Monday, February 18, 2008

The Peachtree Run

It's hard to believe that it has been twenty years since I grabbed the sheepskin, pulled up stakes, loaded up the wagon and moved my mixed metaphors out of Atlanta. I only lived there five years while in college, but I still consider it home. Every year or so I find an excuse to come through and stay a day or two. When I do, I frequently find myself doing something I call the Peachtree Run. Not to be confused with the famous Peachtree Road Race (which I understand is having some drought related site issues).

No, the Peachtree Run is a drive up or down THE Peachtree Street (my son counted 42 variations of Peachtree in the GPS database) between downtown and Lenox. I look out the window and try to notice all the things that have changed as well as remember the things that are still there. The population sign at the Darlington is still there but not lit.

On this trip, the prominent trend was vacant lots ready for new highrises. A big one was in Buckhead across from the Cheesecake Factory where the last of the storefront Buckhead bars used to be. It's about to become a luxury shopping development called ironically enough The Streets of Buckhead. In my college days, and for much longer, Buckhead was the cheap drinking district where one-price drink and drown specials were prevalent. On a Friday night, I was much more likely to be found further south at Oxford Books, but plenty of people I knew knew which bar had the best specials which night. My brother's bachelor party was spent bar hopping through every faux dive within stumbling distance of Rio Bravo Cantina.

One of the landmarks was a building with a bump-out that used to hold a ferris wheel. At one time it was called Buckhead Beach and used to change names and themes annually. It settled down for a long time as Tex-Mex place called Three Dollar Cafe. Now it's an abandoned husk waiting for the wrecking ball.

In midtown right near 14th street a strip of gay bars is similarly shuttered with construction activity imminent. My favorite place around 14th Street was Steve's Ice Cream which got renamed Gorin's after a trademark dispute with the Steve's in Boston. It began as a walk-up ice cream stand featuring Ben and Jerry's style ultra-rich ice cream with odd flavors. My favorite was amaretto almond. You could nearly get drunk off the amaretto in it. When the developers bought the block, Gorin's became a diner featuring gourmet sandwiches. There's now a high-rise on the original site, but we found a Gorin's franchise in CNN Center. Alas, ice cream has been completely eradicated from the menu and it serves only sandwiches.

The Peachtree Run is metaphorical and applies to all the parts of Atlanta I used to haunt. We had Sunday brunch in Little Five Points, which has maintained it's hippie counter culture vibe, at a place called Front Page News. While the waitstaff had all the mandatory levels of ink and piercings, the clientele was buppies and families with multiple strollers in tow.

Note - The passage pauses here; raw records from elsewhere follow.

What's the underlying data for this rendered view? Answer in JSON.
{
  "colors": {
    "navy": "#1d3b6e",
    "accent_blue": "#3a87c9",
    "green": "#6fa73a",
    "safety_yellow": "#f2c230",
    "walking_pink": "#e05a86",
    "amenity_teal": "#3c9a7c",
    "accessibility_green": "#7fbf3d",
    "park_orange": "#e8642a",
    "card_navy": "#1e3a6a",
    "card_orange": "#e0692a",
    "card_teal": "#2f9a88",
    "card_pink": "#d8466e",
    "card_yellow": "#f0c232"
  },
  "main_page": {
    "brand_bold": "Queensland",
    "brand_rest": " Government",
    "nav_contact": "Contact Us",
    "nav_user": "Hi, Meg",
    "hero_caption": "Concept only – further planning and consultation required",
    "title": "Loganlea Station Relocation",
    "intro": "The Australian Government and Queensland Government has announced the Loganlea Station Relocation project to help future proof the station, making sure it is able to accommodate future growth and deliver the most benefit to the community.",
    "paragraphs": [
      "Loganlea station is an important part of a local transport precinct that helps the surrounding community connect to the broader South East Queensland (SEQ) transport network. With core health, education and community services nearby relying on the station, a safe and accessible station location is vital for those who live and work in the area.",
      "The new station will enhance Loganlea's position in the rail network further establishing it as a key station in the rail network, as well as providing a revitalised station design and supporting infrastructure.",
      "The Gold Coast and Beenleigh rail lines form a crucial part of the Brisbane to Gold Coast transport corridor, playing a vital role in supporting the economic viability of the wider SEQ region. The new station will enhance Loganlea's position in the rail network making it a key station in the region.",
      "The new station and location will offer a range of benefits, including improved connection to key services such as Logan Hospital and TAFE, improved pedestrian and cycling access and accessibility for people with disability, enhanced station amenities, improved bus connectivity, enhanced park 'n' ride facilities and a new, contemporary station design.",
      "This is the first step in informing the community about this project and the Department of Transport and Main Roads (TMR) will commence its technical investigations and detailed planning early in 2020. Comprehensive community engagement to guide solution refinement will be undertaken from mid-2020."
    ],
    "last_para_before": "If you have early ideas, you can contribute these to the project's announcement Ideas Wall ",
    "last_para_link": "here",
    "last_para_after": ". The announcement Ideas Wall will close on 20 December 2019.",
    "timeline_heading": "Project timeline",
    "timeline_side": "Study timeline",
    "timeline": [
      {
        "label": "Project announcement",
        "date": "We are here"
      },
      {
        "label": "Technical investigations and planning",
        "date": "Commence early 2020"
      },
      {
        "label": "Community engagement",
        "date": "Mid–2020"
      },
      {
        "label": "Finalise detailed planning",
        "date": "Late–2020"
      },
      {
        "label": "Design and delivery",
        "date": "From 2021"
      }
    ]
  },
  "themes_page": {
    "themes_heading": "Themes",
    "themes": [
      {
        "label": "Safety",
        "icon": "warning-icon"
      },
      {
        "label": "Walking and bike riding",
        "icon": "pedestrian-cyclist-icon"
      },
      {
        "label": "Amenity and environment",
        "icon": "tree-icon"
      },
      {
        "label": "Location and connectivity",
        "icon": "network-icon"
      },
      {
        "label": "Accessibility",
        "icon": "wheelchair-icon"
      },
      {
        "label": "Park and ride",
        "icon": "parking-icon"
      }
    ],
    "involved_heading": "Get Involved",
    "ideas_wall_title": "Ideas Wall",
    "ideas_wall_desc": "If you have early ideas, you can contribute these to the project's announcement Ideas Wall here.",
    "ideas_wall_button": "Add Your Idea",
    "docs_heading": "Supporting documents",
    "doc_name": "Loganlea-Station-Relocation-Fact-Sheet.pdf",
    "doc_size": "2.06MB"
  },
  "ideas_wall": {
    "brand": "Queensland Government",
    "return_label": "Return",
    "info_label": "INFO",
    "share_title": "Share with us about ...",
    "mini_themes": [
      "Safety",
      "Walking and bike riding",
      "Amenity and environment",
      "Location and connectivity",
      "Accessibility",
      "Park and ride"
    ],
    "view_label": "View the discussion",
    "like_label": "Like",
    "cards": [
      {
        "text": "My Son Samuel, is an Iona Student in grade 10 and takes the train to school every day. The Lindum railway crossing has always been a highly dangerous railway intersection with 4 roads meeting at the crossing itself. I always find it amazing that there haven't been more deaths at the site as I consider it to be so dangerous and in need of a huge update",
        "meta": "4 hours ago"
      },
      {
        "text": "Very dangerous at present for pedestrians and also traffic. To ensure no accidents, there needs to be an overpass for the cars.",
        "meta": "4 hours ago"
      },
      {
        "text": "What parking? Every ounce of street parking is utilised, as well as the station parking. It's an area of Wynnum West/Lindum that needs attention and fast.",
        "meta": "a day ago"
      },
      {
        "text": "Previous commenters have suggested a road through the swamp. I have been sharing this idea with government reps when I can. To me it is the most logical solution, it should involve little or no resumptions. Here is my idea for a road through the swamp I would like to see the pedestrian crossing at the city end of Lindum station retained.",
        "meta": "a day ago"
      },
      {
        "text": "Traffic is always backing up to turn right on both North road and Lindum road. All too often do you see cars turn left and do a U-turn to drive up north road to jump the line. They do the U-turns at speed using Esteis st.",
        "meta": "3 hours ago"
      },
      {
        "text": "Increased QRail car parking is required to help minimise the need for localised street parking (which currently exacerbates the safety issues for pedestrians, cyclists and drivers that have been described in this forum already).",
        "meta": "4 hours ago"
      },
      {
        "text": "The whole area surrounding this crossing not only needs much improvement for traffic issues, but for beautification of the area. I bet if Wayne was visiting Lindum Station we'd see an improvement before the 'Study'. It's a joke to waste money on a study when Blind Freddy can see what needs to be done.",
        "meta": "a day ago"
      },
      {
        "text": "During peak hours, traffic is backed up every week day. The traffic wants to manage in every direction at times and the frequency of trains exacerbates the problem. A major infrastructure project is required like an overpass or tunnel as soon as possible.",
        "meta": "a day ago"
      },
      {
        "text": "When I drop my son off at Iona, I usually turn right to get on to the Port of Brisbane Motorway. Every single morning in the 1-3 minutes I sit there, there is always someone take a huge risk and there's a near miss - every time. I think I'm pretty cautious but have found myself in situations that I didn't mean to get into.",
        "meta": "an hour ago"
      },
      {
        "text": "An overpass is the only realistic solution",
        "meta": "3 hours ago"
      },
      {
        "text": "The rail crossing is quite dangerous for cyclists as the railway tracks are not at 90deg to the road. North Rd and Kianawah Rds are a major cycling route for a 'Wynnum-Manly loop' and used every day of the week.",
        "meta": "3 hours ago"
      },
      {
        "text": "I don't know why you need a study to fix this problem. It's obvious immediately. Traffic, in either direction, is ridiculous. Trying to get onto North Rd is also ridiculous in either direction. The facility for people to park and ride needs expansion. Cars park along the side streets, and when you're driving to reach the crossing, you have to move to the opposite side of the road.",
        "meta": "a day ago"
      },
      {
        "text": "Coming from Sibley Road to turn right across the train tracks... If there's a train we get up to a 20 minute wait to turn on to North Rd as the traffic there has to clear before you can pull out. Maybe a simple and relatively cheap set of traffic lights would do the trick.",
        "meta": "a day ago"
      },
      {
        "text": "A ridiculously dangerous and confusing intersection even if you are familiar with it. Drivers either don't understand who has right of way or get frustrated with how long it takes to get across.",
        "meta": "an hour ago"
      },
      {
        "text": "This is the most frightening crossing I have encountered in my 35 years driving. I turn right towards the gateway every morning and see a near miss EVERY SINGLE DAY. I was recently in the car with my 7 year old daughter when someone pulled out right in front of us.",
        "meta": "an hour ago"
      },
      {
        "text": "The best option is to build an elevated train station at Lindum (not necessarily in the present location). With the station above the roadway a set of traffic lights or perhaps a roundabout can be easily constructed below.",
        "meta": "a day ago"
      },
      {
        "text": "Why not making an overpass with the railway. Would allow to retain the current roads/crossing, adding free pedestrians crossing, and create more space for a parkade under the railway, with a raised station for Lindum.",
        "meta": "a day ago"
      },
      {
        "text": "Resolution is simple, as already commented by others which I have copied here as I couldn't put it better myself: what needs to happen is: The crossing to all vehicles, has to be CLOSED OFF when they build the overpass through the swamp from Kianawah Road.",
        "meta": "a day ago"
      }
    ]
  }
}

While walking back to the car, I noticed that famed feminist bookstore Charis Books had moved off of Moreland Avenue itself into a house just off the main road. Even the landmarks start to shift subtly.

In the name of progress and renewal, big chains come in and start to make everyplace look like White Marsh or Tysons Corner or some other ersatz small town center. Ponce de Leon Boulevard which had tons of quirky restaurants is now littered with chains like Chipotle and Moes. Even along gritty Moreland Avenue, someone put in a giant big box center with a Best Buy and Target and Barnes and Noble. It's an improvement to the area, but the parking lot looked just like the strip malls in Alpharetta. The Ma(u)lling of America rolls on in fits and starts erasing the old and paving over anything independent and unique. That is the way time just chips away at your memories.

BlatantCommentWhoring™: What favorite place have you seen change with time?


2fs said...

Not actually addressing your BCWhoring...but "The Streets of Buckhead," eh? I'm amused at trends in nomenclature: this is one example of faux-snootiness (or rather, real snootiness, although unencumbered by historical wealth), the formation "The [common noun] of [place name]." I believe such places tend to be a step down (i.e., less outrageously overpriced) than places named in the format "The [common noun] at [place name]"...particularly if the place name itself is something like [plural nouns], particularly if that noun is obscure and olde English-y. So: "The Oaks at Fettles," say.

yellojkt said...

There's a truism that real estate developments are named after what they destroyed, i.e. Willow Oaks will be have been denuded of both willows and oaks. That makes the Streets of Buckhead particularly appropriate.